===== GIVEN INFORMATION =====
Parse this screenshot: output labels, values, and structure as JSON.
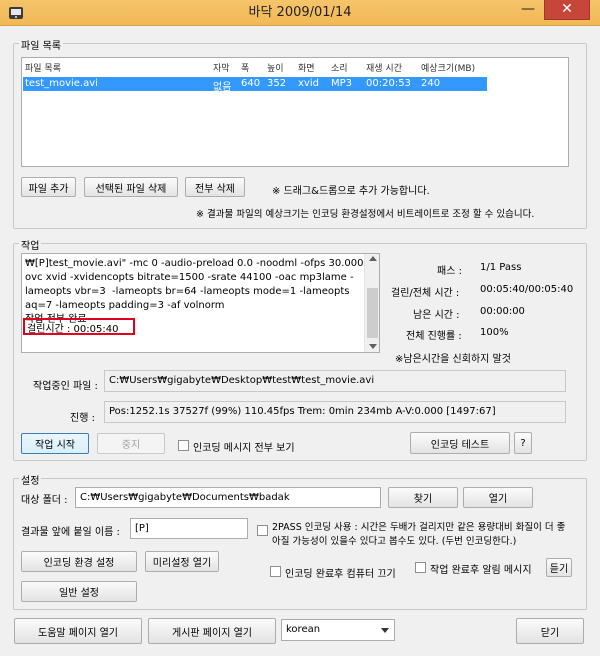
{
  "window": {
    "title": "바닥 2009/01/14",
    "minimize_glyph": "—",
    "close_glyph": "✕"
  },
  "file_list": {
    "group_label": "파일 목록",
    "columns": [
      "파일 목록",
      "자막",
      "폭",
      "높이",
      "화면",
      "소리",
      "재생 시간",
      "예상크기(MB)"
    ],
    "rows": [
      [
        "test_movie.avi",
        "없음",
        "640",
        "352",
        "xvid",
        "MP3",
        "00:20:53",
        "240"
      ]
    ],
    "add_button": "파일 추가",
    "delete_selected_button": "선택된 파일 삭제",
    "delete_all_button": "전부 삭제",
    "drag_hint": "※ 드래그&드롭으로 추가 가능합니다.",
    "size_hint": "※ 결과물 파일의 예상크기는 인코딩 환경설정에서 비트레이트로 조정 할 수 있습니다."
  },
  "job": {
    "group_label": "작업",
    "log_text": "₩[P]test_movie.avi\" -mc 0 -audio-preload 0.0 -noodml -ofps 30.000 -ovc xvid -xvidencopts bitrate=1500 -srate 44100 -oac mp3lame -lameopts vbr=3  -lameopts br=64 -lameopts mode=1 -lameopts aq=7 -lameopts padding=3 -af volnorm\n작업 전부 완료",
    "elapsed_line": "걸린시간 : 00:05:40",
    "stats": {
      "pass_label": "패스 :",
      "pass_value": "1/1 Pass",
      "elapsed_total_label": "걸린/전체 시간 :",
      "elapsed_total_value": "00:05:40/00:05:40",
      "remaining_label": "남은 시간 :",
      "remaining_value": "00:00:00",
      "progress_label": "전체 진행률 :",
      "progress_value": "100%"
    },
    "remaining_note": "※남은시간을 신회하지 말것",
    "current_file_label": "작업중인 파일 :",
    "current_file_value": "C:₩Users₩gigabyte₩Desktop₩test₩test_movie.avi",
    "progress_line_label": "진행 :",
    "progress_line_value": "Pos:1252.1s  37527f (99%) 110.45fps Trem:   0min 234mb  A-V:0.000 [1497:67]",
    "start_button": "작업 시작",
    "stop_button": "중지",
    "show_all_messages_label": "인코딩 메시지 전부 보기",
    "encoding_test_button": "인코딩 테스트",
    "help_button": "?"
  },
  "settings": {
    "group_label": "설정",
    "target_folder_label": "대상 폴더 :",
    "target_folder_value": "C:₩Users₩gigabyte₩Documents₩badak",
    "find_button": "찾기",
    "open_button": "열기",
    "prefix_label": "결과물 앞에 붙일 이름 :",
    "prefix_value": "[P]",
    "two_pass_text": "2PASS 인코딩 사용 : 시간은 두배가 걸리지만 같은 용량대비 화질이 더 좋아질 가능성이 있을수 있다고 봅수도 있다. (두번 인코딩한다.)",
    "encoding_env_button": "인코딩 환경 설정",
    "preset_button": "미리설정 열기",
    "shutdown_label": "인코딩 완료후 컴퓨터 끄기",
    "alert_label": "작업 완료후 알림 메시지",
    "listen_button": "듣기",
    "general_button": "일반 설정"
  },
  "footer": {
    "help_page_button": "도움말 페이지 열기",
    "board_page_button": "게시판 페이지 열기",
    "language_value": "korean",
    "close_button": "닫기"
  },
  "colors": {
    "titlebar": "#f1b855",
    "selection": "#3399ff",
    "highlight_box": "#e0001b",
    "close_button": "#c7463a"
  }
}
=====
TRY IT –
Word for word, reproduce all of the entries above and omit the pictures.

SOLVED EXERCISE –
Parse this screenshot: output labels, values, and structure as JSON.
{
  "window": {
    "title": "바닥 2009/01/14",
    "minimize_glyph": "—",
    "close_glyph": "✕"
  },
  "file_list": {
    "group_label": "파일 목록",
    "columns": [
      "파일 목록",
      "자막",
      "폭",
      "높이",
      "화면",
      "소리",
      "재생 시간",
      "예상크기(MB)"
    ],
    "rows": [
      [
        "test_movie.avi",
        "없음",
        "640",
        "352",
        "xvid",
        "MP3",
        "00:20:53",
        "240"
      ]
    ],
    "add_button": "파일 추가",
    "delete_selected_button": "선택된 파일 삭제",
    "delete_all_button": "전부 삭제",
    "drag_hint": "※ 드래그&드롭으로 추가 가능합니다.",
    "size_hint": "※ 결과물 파일의 예상크기는 인코딩 환경설정에서 비트레이트로 조정 할 수 있습니다."
  },
  "job": {
    "group_label": "작업",
    "log_text": "₩[P]test_movie.avi\" -mc 0 -audio-preload 0.0 -noodml -ofps 30.000 -ovc xvid -xvidencopts bitrate=1500 -srate 44100 -oac mp3lame -lameopts vbr=3  -lameopts br=64 -lameopts mode=1 -lameopts aq=7 -lameopts padding=3 -af volnorm\n작업 전부 완료",
    "elapsed_line": "걸린시간 : 00:05:40",
    "stats": {
      "pass_label": "패스 :",
      "pass_value": "1/1 Pass",
      "elapsed_total_label": "걸린/전체 시간 :",
      "elapsed_total_value": "00:05:40/00:05:40",
      "remaining_label": "남은 시간 :",
      "remaining_value": "00:00:00",
      "progress_label": "전체 진행률 :",
      "progress_value": "100%"
    },
    "remaining_note": "※남은시간을 신회하지 말것",
    "current_file_label": "작업중인 파일 :",
    "current_file_value": "C:₩Users₩gigabyte₩Desktop₩test₩test_movie.avi",
    "progress_line_label": "진행 :",
    "progress_line_value": "Pos:1252.1s  37527f (99%) 110.45fps Trem:   0min 234mb  A-V:0.000 [1497:67]",
    "start_button": "작업 시작",
    "stop_button": "중지",
    "show_all_messages_label": "인코딩 메시지 전부 보기",
    "encoding_test_button": "인코딩 테스트",
    "help_button": "?"
  },
  "settings": {
    "group_label": "설정",
    "target_folder_label": "대상 폴더 :",
    "target_folder_value": "C:₩Users₩gigabyte₩Documents₩badak",
    "find_button": "찾기",
    "open_button": "열기",
    "prefix_label": "결과물 앞에 붙일 이름 :",
    "prefix_value": "[P]",
    "two_pass_text": "2PASS 인코딩 사용 : 시간은 두배가 걸리지만 같은 용량대비 화질이 더 좋아질 가능성이 있을수 있다고 봅수도 있다. (두번 인코딩한다.)",
    "encoding_env_button": "인코딩 환경 설정",
    "preset_button": "미리설정 열기",
    "shutdown_label": "인코딩 완료후 컴퓨터 끄기",
    "alert_label": "작업 완료후 알림 메시지",
    "listen_button": "듣기",
    "general_button": "일반 설정"
  },
  "footer": {
    "help_page_button": "도움말 페이지 열기",
    "board_page_button": "게시판 페이지 열기",
    "language_value": "korean",
    "close_button": "닫기"
  },
  "colors": {
    "titlebar": "#f1b855",
    "selection": "#3399ff",
    "highlight_box": "#e0001b",
    "close_button": "#c7463a"
  }
}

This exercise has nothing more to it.